(Interface dataset entries)

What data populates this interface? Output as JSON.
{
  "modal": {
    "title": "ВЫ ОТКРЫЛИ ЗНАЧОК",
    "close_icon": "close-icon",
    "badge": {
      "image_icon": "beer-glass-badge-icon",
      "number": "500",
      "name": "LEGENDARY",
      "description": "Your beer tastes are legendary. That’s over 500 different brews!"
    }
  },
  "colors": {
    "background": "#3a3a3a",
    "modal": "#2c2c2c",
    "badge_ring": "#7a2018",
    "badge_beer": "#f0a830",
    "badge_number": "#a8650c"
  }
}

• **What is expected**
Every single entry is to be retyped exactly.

• **Output**
What data populates this interface? Output as JSON.
{
  "modal": {
    "title": "ВЫ ОТКРЫЛИ ЗНАЧОК",
    "close_icon": "close-icon",
    "badge": {
      "image_icon": "beer-glass-badge-icon",
      "number": "500",
      "name": "LEGENDARY",
      "description": "Your beer tastes are legendary. That’s over 500 different brews!"
    }
  },
  "colors": {
    "background": "#3a3a3a",
    "modal": "#2c2c2c",
    "badge_ring": "#7a2018",
    "badge_beer": "#f0a830",
    "badge_number": "#a8650c"
  }
}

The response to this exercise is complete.